§ HOW TO COMPLETE THIS TASK:
From the listing below, copy each line that contains the word "What".

•••

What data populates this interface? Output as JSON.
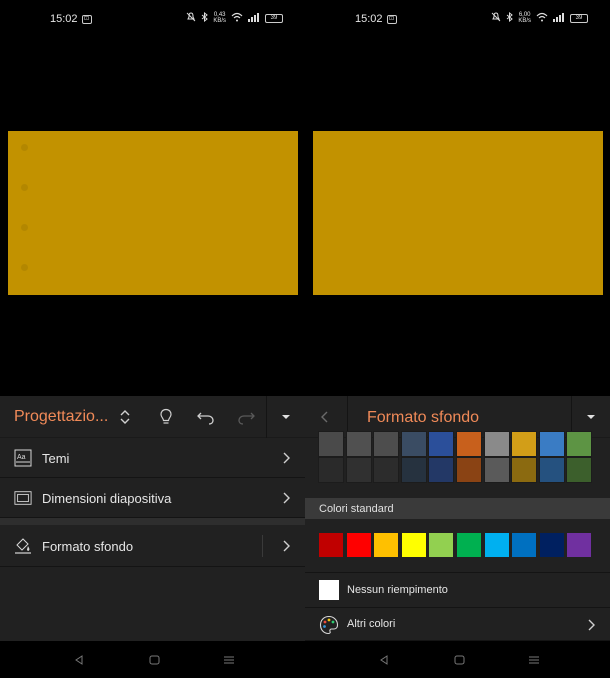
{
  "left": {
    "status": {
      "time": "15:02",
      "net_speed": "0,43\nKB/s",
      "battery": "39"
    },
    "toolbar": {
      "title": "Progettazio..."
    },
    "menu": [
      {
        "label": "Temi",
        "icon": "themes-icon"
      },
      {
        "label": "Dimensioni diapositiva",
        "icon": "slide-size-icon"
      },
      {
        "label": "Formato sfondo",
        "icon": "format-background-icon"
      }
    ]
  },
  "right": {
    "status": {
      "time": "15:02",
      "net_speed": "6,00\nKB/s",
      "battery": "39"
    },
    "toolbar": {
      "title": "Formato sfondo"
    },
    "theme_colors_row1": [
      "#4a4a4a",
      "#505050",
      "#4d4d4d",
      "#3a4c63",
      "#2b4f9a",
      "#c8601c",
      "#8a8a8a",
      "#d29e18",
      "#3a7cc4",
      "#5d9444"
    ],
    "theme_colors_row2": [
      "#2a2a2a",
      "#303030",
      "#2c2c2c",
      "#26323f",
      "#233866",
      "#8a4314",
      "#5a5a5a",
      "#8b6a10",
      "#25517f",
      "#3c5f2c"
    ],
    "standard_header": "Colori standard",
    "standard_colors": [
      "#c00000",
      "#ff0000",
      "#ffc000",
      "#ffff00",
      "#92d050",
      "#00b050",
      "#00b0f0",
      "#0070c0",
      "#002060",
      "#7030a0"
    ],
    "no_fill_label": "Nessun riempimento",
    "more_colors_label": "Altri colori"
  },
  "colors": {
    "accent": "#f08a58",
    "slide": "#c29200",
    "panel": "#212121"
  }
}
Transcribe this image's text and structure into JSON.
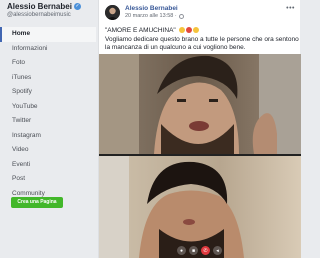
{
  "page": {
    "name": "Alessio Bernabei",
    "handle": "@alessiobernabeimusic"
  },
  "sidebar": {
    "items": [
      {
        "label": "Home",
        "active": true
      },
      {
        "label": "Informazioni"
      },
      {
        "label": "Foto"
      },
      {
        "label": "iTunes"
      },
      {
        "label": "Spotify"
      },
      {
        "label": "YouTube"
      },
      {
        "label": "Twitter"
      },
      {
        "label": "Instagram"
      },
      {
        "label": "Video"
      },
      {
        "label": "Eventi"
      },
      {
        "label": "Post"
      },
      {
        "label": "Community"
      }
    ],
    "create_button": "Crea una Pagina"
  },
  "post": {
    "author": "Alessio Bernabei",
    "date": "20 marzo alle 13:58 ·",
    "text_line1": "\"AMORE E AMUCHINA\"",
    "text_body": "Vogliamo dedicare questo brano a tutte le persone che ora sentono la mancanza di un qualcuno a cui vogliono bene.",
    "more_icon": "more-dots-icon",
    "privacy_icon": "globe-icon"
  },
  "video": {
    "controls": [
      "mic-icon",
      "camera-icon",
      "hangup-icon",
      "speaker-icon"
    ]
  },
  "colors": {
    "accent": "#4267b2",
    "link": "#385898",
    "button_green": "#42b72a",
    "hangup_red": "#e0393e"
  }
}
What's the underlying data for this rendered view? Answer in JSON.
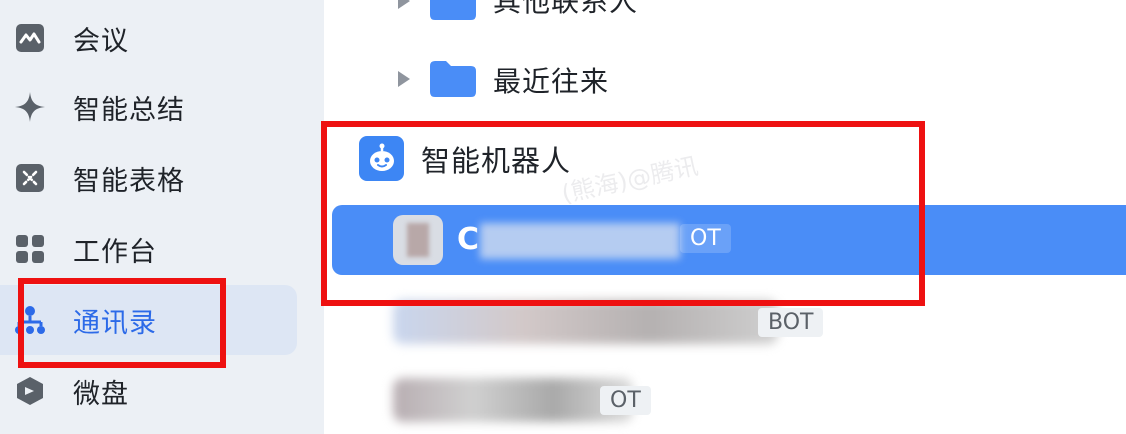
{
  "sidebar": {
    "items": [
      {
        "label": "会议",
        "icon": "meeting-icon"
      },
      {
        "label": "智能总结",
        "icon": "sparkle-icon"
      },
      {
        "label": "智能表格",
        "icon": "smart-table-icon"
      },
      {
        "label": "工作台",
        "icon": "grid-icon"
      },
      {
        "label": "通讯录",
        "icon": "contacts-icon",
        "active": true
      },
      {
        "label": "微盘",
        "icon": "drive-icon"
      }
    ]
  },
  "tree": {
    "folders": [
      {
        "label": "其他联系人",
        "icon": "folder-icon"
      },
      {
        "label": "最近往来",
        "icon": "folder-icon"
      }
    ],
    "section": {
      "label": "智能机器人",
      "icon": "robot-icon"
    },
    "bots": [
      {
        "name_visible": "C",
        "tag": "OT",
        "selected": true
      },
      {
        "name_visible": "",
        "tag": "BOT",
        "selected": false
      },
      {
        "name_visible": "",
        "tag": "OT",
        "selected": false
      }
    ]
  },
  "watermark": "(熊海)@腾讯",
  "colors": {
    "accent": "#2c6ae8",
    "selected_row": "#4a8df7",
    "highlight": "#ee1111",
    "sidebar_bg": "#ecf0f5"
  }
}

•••

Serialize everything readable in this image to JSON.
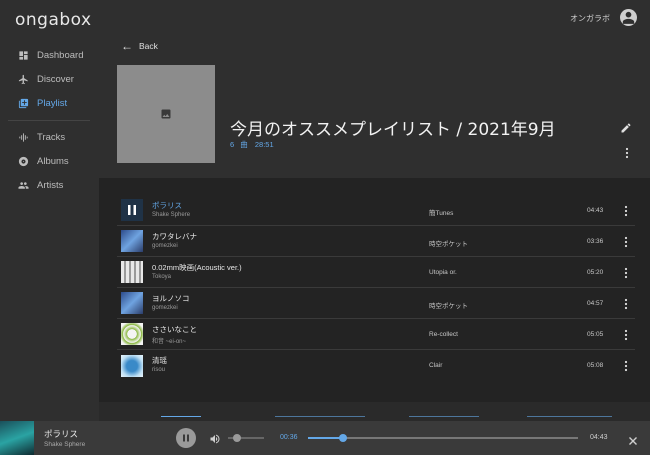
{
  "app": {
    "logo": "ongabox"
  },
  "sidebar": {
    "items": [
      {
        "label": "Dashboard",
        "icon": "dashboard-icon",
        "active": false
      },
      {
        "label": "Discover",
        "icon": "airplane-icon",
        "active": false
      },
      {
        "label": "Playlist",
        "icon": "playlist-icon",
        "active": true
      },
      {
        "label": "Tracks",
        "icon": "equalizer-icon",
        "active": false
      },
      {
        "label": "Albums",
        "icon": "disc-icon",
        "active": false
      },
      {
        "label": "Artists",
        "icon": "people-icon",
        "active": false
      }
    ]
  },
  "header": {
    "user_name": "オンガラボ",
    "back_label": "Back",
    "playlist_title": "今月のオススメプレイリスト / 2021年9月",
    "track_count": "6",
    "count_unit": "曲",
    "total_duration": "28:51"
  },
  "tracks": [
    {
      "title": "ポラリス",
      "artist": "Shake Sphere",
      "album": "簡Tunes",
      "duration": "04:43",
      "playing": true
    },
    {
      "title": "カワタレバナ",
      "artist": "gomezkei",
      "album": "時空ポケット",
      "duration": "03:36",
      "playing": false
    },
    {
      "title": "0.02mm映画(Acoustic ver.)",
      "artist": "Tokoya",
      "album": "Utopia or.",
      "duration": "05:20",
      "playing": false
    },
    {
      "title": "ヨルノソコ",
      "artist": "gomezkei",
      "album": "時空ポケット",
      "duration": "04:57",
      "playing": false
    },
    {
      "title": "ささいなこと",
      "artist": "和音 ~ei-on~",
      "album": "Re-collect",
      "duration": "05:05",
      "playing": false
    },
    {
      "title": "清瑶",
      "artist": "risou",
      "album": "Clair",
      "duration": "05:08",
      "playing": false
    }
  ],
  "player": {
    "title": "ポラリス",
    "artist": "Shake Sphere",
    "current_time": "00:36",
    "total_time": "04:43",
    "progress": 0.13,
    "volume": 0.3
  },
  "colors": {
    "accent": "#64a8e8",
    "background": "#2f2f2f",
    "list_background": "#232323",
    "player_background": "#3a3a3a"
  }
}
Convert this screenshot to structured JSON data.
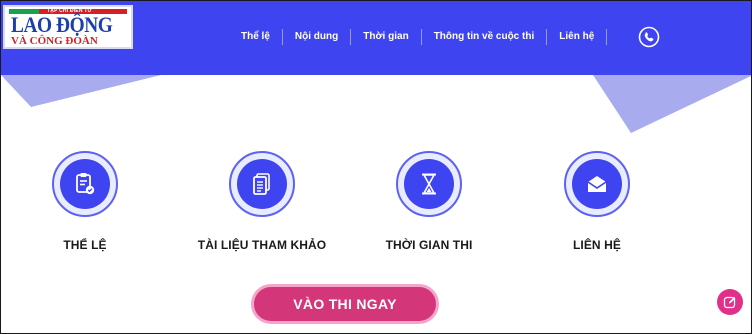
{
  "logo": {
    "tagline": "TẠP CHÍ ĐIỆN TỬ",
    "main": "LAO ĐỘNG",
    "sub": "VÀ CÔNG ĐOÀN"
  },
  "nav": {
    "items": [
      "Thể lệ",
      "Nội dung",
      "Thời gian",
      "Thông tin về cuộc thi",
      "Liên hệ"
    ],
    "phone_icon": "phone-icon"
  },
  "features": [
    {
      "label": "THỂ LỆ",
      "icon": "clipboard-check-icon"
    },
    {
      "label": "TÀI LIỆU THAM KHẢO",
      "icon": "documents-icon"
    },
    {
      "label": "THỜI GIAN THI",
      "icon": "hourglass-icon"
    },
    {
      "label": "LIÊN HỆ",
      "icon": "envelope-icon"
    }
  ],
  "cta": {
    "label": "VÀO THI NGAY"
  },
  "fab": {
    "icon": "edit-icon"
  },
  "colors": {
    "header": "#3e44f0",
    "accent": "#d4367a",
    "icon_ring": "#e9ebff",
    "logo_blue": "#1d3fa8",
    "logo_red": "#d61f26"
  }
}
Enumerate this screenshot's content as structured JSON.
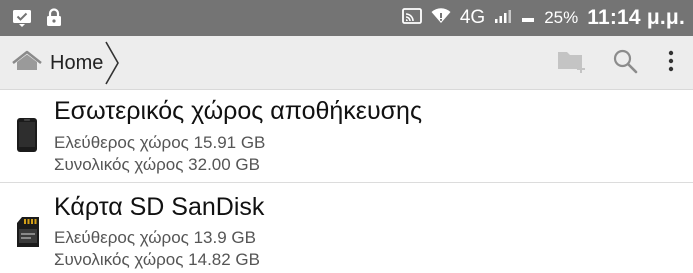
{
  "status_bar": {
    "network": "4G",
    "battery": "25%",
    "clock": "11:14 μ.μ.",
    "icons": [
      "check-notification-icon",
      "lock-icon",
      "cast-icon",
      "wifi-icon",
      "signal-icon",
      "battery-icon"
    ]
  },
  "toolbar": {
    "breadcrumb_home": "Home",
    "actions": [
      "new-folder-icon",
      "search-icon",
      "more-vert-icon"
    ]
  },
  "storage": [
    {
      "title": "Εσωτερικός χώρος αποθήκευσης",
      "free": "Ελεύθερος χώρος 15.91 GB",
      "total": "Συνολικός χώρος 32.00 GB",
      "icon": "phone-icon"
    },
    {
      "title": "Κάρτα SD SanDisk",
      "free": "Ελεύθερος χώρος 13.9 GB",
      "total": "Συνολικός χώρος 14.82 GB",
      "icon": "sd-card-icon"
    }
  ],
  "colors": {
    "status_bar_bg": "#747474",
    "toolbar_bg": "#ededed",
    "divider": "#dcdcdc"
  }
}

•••

§ ANSWER TO THIS TASK:
What data populates this interface? Output as JSON.
What's the underlying data for this rendered view? Answer in JSON.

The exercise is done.